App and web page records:
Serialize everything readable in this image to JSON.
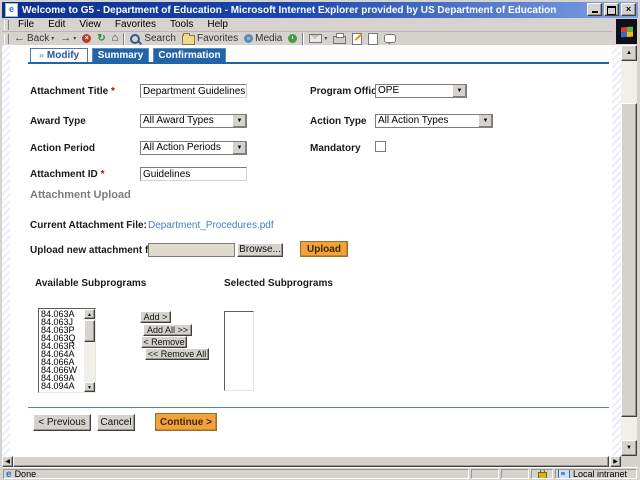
{
  "window": {
    "title": "Welcome to G5 - Department of Education - Microsoft Internet Explorer provided by US Department of Education"
  },
  "menu_bar": {
    "items": [
      "File",
      "Edit",
      "View",
      "Favorites",
      "Tools",
      "Help"
    ]
  },
  "toolbar": {
    "back_label": "Back",
    "search_label": "Search",
    "favorites_label": "Favorites",
    "media_label": "Media"
  },
  "tabs": [
    {
      "label": "Modify",
      "active": true
    },
    {
      "label": "Summary",
      "active": false
    },
    {
      "label": "Confirmation",
      "active": false
    }
  ],
  "form": {
    "required_marker": "*",
    "attachment_title": {
      "label": "Attachment Title",
      "value": "Department Guidelines",
      "required": true
    },
    "program_office": {
      "label": "Program Office",
      "value": "OPE"
    },
    "award_type": {
      "label": "Award Type",
      "value": "All Award Types"
    },
    "action_type": {
      "label": "Action Type",
      "value": "All Action Types"
    },
    "action_period": {
      "label": "Action Period",
      "value": "All Action Periods"
    },
    "mandatory": {
      "label": "Mandatory",
      "checked": false
    },
    "attachment_id": {
      "label": "Attachment ID",
      "value": "Guidelines",
      "required": true
    }
  },
  "upload_section": {
    "title": "Attachment Upload",
    "current_file_label": "Current Attachment File:",
    "current_file_name": "Department_Procedures.pdf",
    "new_file_label": "Upload new attachment file",
    "browse_button": "Browse...",
    "upload_button": "Upload"
  },
  "subprograms": {
    "available_label": "Available Subprograms",
    "selected_label": "Selected Subprograms",
    "available_items": [
      "84.063A",
      "84.063J",
      "84.063P",
      "84.063Q",
      "84.063R",
      "84.064A",
      "84.066A",
      "84.066W",
      "84.069A",
      "84.094A"
    ],
    "selected_items": [],
    "add_button": "Add >",
    "add_all_button": "Add All >>",
    "remove_button": "< Remove",
    "remove_all_button": "<< Remove All"
  },
  "footer": {
    "previous_button": "< Previous",
    "cancel_button": "Cancel",
    "continue_button": "Continue >"
  },
  "status_bar": {
    "status_text": "Done",
    "zone_text": "Local intranet"
  },
  "colors": {
    "accent_orange": "#F2A23C",
    "tab_blue": "#2264A8",
    "link_blue": "#4080C0",
    "titlebar_blue": "#0B2E91"
  }
}
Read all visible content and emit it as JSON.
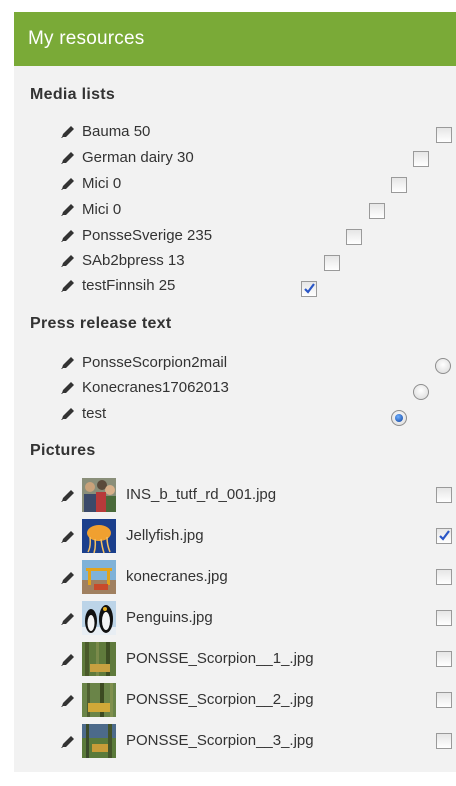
{
  "header": {
    "title": "My resources"
  },
  "media_lists": {
    "title": "Media lists",
    "items": [
      {
        "label": "Bauma 50",
        "checked": false
      },
      {
        "label": "German dairy 30",
        "checked": false
      },
      {
        "label": "Mici 0",
        "checked": false
      },
      {
        "label": "Mici 0",
        "checked": false
      },
      {
        "label": "PonsseSverige 235",
        "checked": false
      },
      {
        "label": "SAb2bpress 13",
        "checked": false
      },
      {
        "label": "testFinnsih 25",
        "checked": true
      }
    ]
  },
  "press_release": {
    "title": "Press release text",
    "items": [
      {
        "label": "PonsseScorpion2mail",
        "selected": false
      },
      {
        "label": "Konecranes17062013",
        "selected": false
      },
      {
        "label": "test",
        "selected": true
      }
    ]
  },
  "pictures": {
    "title": "Pictures",
    "items": [
      {
        "label": "INS_b_tutf_rd_001.jpg",
        "checked": false,
        "thumb": "crowd-photo"
      },
      {
        "label": "Jellyfish.jpg",
        "checked": true,
        "thumb": "jellyfish-photo"
      },
      {
        "label": "konecranes.jpg",
        "checked": false,
        "thumb": "crane-photo"
      },
      {
        "label": "Penguins.jpg",
        "checked": false,
        "thumb": "penguins-photo"
      },
      {
        "label": "PONSSE_Scorpion__1_.jpg",
        "checked": false,
        "thumb": "forest-machine-photo"
      },
      {
        "label": "PONSSE_Scorpion__2_.jpg",
        "checked": false,
        "thumb": "forest-machine-photo"
      },
      {
        "label": "PONSSE_Scorpion__3_.jpg",
        "checked": false,
        "thumb": "forest-machine-photo"
      }
    ]
  },
  "colors": {
    "header": "#7aaa37",
    "panel": "#f2f2f2",
    "check": "#2a56c6"
  }
}
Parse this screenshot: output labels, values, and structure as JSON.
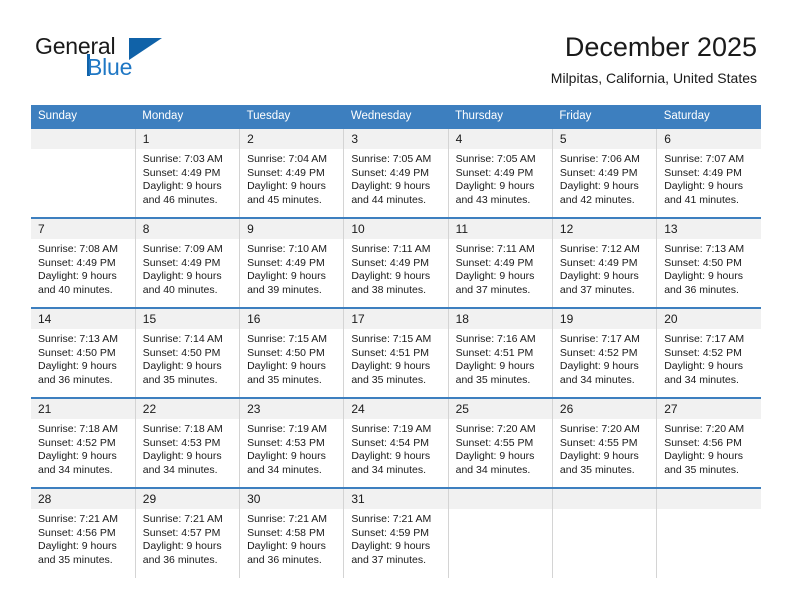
{
  "brand": {
    "name_part1": "General",
    "name_part2": "Blue",
    "accent_color": "#1062a8",
    "blue_text_color": "#1f77c4"
  },
  "header": {
    "title": "December 2025",
    "subtitle": "Milpitas, California, United States"
  },
  "theme": {
    "header_row_bg": "#3d7fbf",
    "daynum_bg": "#f1f1f1",
    "grid_line": "#d4d4d4"
  },
  "weekdays": [
    "Sunday",
    "Monday",
    "Tuesday",
    "Wednesday",
    "Thursday",
    "Friday",
    "Saturday"
  ],
  "labels": {
    "sunrise_prefix": "Sunrise:",
    "sunset_prefix": "Sunset:",
    "daylight_prefix": "Daylight:"
  },
  "weeks": [
    [
      {
        "day": "",
        "empty": true,
        "l1": "",
        "l2": "",
        "l3": "",
        "l4": ""
      },
      {
        "day": "1",
        "l1": "Sunrise: 7:03 AM",
        "l2": "Sunset: 4:49 PM",
        "l3": "Daylight: 9 hours",
        "l4": "and 46 minutes."
      },
      {
        "day": "2",
        "l1": "Sunrise: 7:04 AM",
        "l2": "Sunset: 4:49 PM",
        "l3": "Daylight: 9 hours",
        "l4": "and 45 minutes."
      },
      {
        "day": "3",
        "l1": "Sunrise: 7:05 AM",
        "l2": "Sunset: 4:49 PM",
        "l3": "Daylight: 9 hours",
        "l4": "and 44 minutes."
      },
      {
        "day": "4",
        "l1": "Sunrise: 7:05 AM",
        "l2": "Sunset: 4:49 PM",
        "l3": "Daylight: 9 hours",
        "l4": "and 43 minutes."
      },
      {
        "day": "5",
        "l1": "Sunrise: 7:06 AM",
        "l2": "Sunset: 4:49 PM",
        "l3": "Daylight: 9 hours",
        "l4": "and 42 minutes."
      },
      {
        "day": "6",
        "l1": "Sunrise: 7:07 AM",
        "l2": "Sunset: 4:49 PM",
        "l3": "Daylight: 9 hours",
        "l4": "and 41 minutes."
      }
    ],
    [
      {
        "day": "7",
        "l1": "Sunrise: 7:08 AM",
        "l2": "Sunset: 4:49 PM",
        "l3": "Daylight: 9 hours",
        "l4": "and 40 minutes."
      },
      {
        "day": "8",
        "l1": "Sunrise: 7:09 AM",
        "l2": "Sunset: 4:49 PM",
        "l3": "Daylight: 9 hours",
        "l4": "and 40 minutes."
      },
      {
        "day": "9",
        "l1": "Sunrise: 7:10 AM",
        "l2": "Sunset: 4:49 PM",
        "l3": "Daylight: 9 hours",
        "l4": "and 39 minutes."
      },
      {
        "day": "10",
        "l1": "Sunrise: 7:11 AM",
        "l2": "Sunset: 4:49 PM",
        "l3": "Daylight: 9 hours",
        "l4": "and 38 minutes."
      },
      {
        "day": "11",
        "l1": "Sunrise: 7:11 AM",
        "l2": "Sunset: 4:49 PM",
        "l3": "Daylight: 9 hours",
        "l4": "and 37 minutes."
      },
      {
        "day": "12",
        "l1": "Sunrise: 7:12 AM",
        "l2": "Sunset: 4:49 PM",
        "l3": "Daylight: 9 hours",
        "l4": "and 37 minutes."
      },
      {
        "day": "13",
        "l1": "Sunrise: 7:13 AM",
        "l2": "Sunset: 4:50 PM",
        "l3": "Daylight: 9 hours",
        "l4": "and 36 minutes."
      }
    ],
    [
      {
        "day": "14",
        "l1": "Sunrise: 7:13 AM",
        "l2": "Sunset: 4:50 PM",
        "l3": "Daylight: 9 hours",
        "l4": "and 36 minutes."
      },
      {
        "day": "15",
        "l1": "Sunrise: 7:14 AM",
        "l2": "Sunset: 4:50 PM",
        "l3": "Daylight: 9 hours",
        "l4": "and 35 minutes."
      },
      {
        "day": "16",
        "l1": "Sunrise: 7:15 AM",
        "l2": "Sunset: 4:50 PM",
        "l3": "Daylight: 9 hours",
        "l4": "and 35 minutes."
      },
      {
        "day": "17",
        "l1": "Sunrise: 7:15 AM",
        "l2": "Sunset: 4:51 PM",
        "l3": "Daylight: 9 hours",
        "l4": "and 35 minutes."
      },
      {
        "day": "18",
        "l1": "Sunrise: 7:16 AM",
        "l2": "Sunset: 4:51 PM",
        "l3": "Daylight: 9 hours",
        "l4": "and 35 minutes."
      },
      {
        "day": "19",
        "l1": "Sunrise: 7:17 AM",
        "l2": "Sunset: 4:52 PM",
        "l3": "Daylight: 9 hours",
        "l4": "and 34 minutes."
      },
      {
        "day": "20",
        "l1": "Sunrise: 7:17 AM",
        "l2": "Sunset: 4:52 PM",
        "l3": "Daylight: 9 hours",
        "l4": "and 34 minutes."
      }
    ],
    [
      {
        "day": "21",
        "l1": "Sunrise: 7:18 AM",
        "l2": "Sunset: 4:52 PM",
        "l3": "Daylight: 9 hours",
        "l4": "and 34 minutes."
      },
      {
        "day": "22",
        "l1": "Sunrise: 7:18 AM",
        "l2": "Sunset: 4:53 PM",
        "l3": "Daylight: 9 hours",
        "l4": "and 34 minutes."
      },
      {
        "day": "23",
        "l1": "Sunrise: 7:19 AM",
        "l2": "Sunset: 4:53 PM",
        "l3": "Daylight: 9 hours",
        "l4": "and 34 minutes."
      },
      {
        "day": "24",
        "l1": "Sunrise: 7:19 AM",
        "l2": "Sunset: 4:54 PM",
        "l3": "Daylight: 9 hours",
        "l4": "and 34 minutes."
      },
      {
        "day": "25",
        "l1": "Sunrise: 7:20 AM",
        "l2": "Sunset: 4:55 PM",
        "l3": "Daylight: 9 hours",
        "l4": "and 34 minutes."
      },
      {
        "day": "26",
        "l1": "Sunrise: 7:20 AM",
        "l2": "Sunset: 4:55 PM",
        "l3": "Daylight: 9 hours",
        "l4": "and 35 minutes."
      },
      {
        "day": "27",
        "l1": "Sunrise: 7:20 AM",
        "l2": "Sunset: 4:56 PM",
        "l3": "Daylight: 9 hours",
        "l4": "and 35 minutes."
      }
    ],
    [
      {
        "day": "28",
        "l1": "Sunrise: 7:21 AM",
        "l2": "Sunset: 4:56 PM",
        "l3": "Daylight: 9 hours",
        "l4": "and 35 minutes."
      },
      {
        "day": "29",
        "l1": "Sunrise: 7:21 AM",
        "l2": "Sunset: 4:57 PM",
        "l3": "Daylight: 9 hours",
        "l4": "and 36 minutes."
      },
      {
        "day": "30",
        "l1": "Sunrise: 7:21 AM",
        "l2": "Sunset: 4:58 PM",
        "l3": "Daylight: 9 hours",
        "l4": "and 36 minutes."
      },
      {
        "day": "31",
        "l1": "Sunrise: 7:21 AM",
        "l2": "Sunset: 4:59 PM",
        "l3": "Daylight: 9 hours",
        "l4": "and 37 minutes."
      },
      {
        "day": "",
        "empty": true,
        "l1": "",
        "l2": "",
        "l3": "",
        "l4": ""
      },
      {
        "day": "",
        "empty": true,
        "l1": "",
        "l2": "",
        "l3": "",
        "l4": ""
      },
      {
        "day": "",
        "empty": true,
        "l1": "",
        "l2": "",
        "l3": "",
        "l4": ""
      }
    ]
  ]
}
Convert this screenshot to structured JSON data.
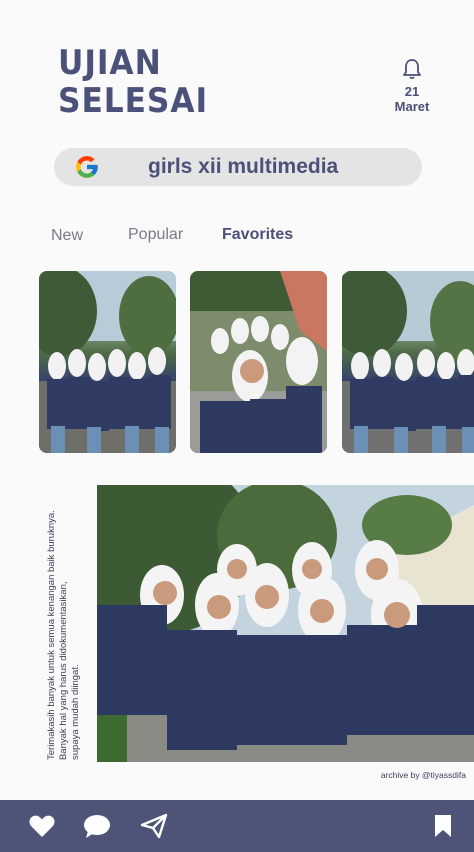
{
  "header": {
    "logo_line1": "UJIAN",
    "logo_line2": "SELESAI",
    "date_day": "21",
    "date_month": "Maret"
  },
  "search": {
    "query": "girls xii multimedia"
  },
  "tabs": [
    {
      "label": "New",
      "active": false
    },
    {
      "label": "Popular",
      "active": false
    },
    {
      "label": "Favorites",
      "active": true
    }
  ],
  "caption": {
    "line1": "Terimakasih banyak untuk semua kenangan baik buruknya.",
    "line2": "Banyak hal yang harus didokumentasikan,",
    "line3": "supaya mudah diingat."
  },
  "archive_credit": "archive by @tiyassdifa",
  "colors": {
    "brand": "#4b5178",
    "bar": "#4d5478",
    "search_bg": "#e4e4e4"
  },
  "icons": {
    "bell": "bell-icon",
    "google": "google-icon",
    "heart": "heart-icon",
    "chat": "chat-bubble-icon",
    "send": "send-icon",
    "bookmark": "bookmark-icon"
  }
}
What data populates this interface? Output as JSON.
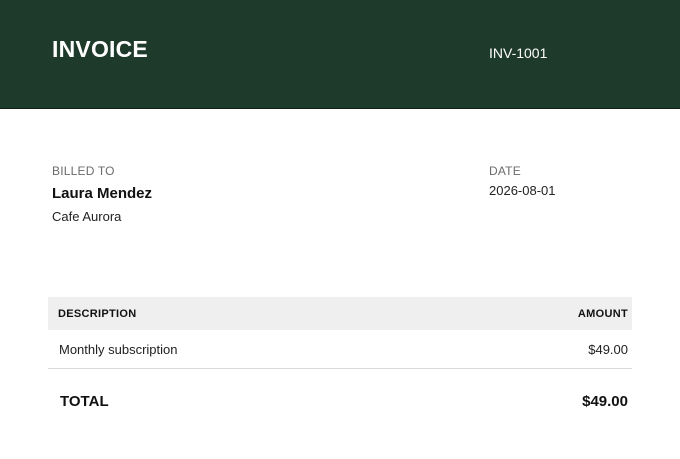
{
  "header": {
    "title": "INVOICE",
    "invoice_number": "INV-1001",
    "background_color": "#1e3a2b"
  },
  "billed_to": {
    "label": "BILLED TO",
    "name": "Laura Mendez",
    "company": "Cafe Aurora"
  },
  "date": {
    "label": "DATE",
    "value": "2026-08-01"
  },
  "table": {
    "columns": [
      "DESCRIPTION",
      "AMOUNT"
    ],
    "rows": [
      {
        "description": "Monthly subscription",
        "amount": "$49.00"
      }
    ]
  },
  "total": {
    "label": "TOTAL",
    "value": "$49.00"
  }
}
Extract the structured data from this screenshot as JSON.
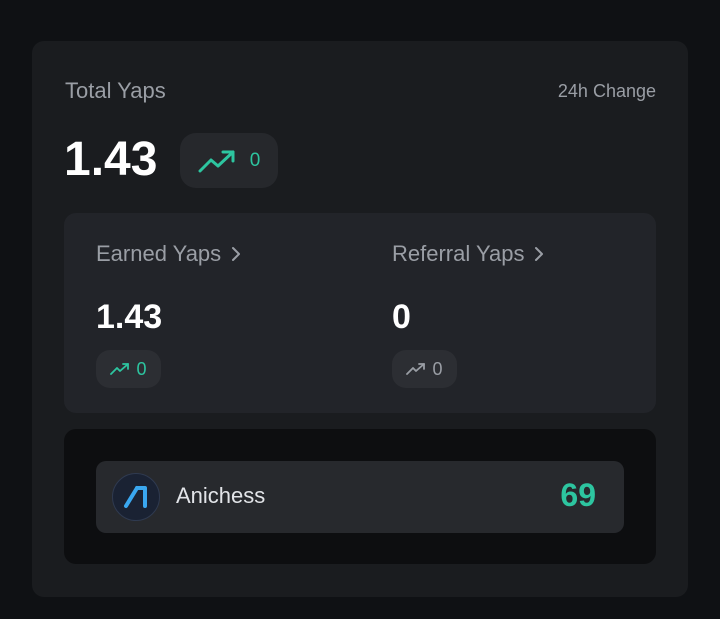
{
  "total": {
    "title": "Total Yaps",
    "change_label": "24h Change",
    "value": "1.43",
    "change": "0",
    "trend_icon": "trend-up-icon"
  },
  "earned": {
    "label": "Earned Yaps",
    "value": "1.43",
    "change": "0",
    "chevron_icon": "chevron-right-icon"
  },
  "referral": {
    "label": "Referral Yaps",
    "value": "0",
    "change": "0",
    "chevron_icon": "chevron-right-icon"
  },
  "projects": [
    {
      "name": "Anichess",
      "score": "69",
      "logo_icon": "anichess-logo-icon"
    }
  ],
  "colors": {
    "accent": "#2dc5a0",
    "card": "#1a1c1f",
    "muted": "#9a9ea5"
  }
}
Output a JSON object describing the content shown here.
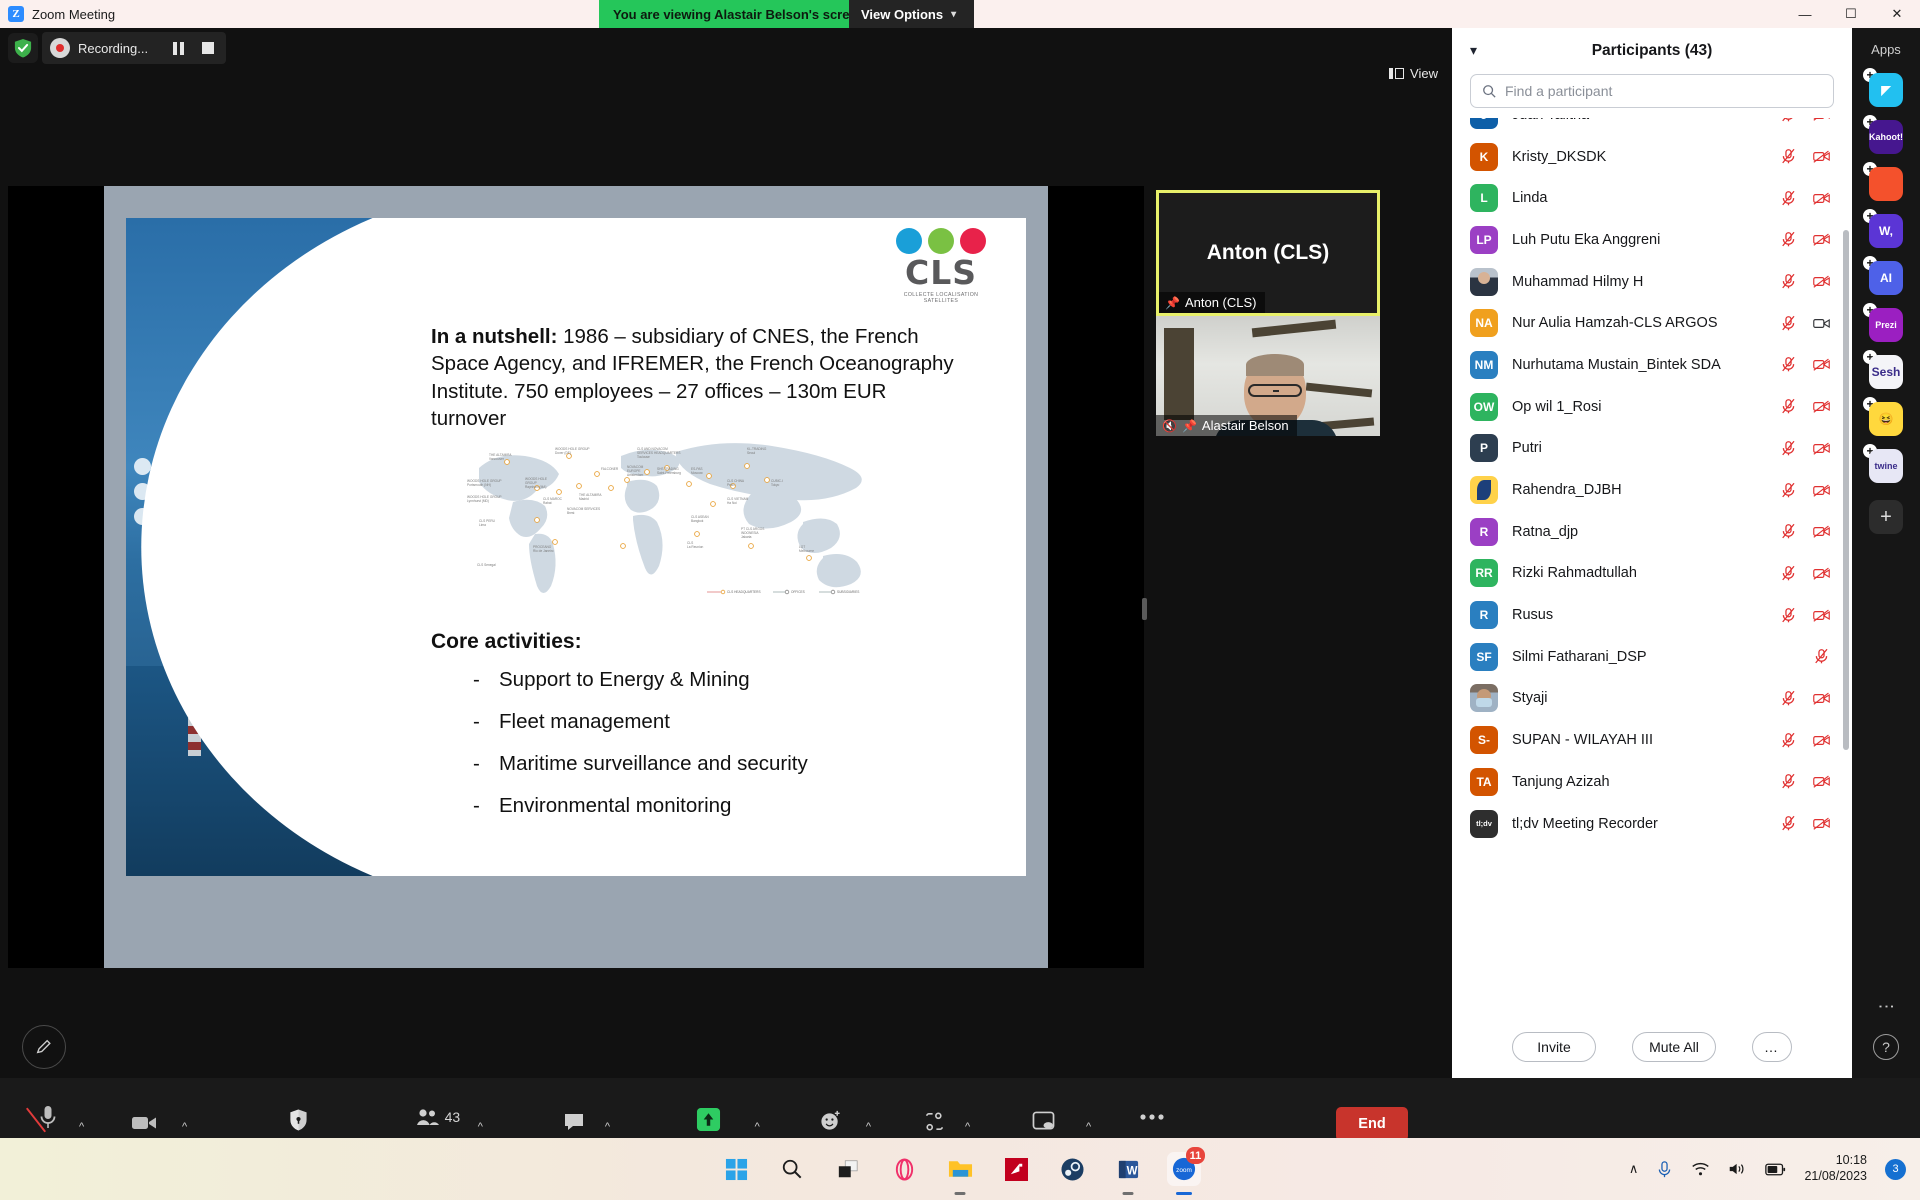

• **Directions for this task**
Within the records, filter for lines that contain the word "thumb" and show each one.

• **Your solution**
        "thumb": "crowd-photo"
        "thumb": "jellyfish-photo"
        "thumb": "crane-photo"
        "thumb": "penguins-photo"
        "thumb": "forest-machine-photo"
        "thumb": "forest-machine-photo"
        "thumb": "forest-machine-photo"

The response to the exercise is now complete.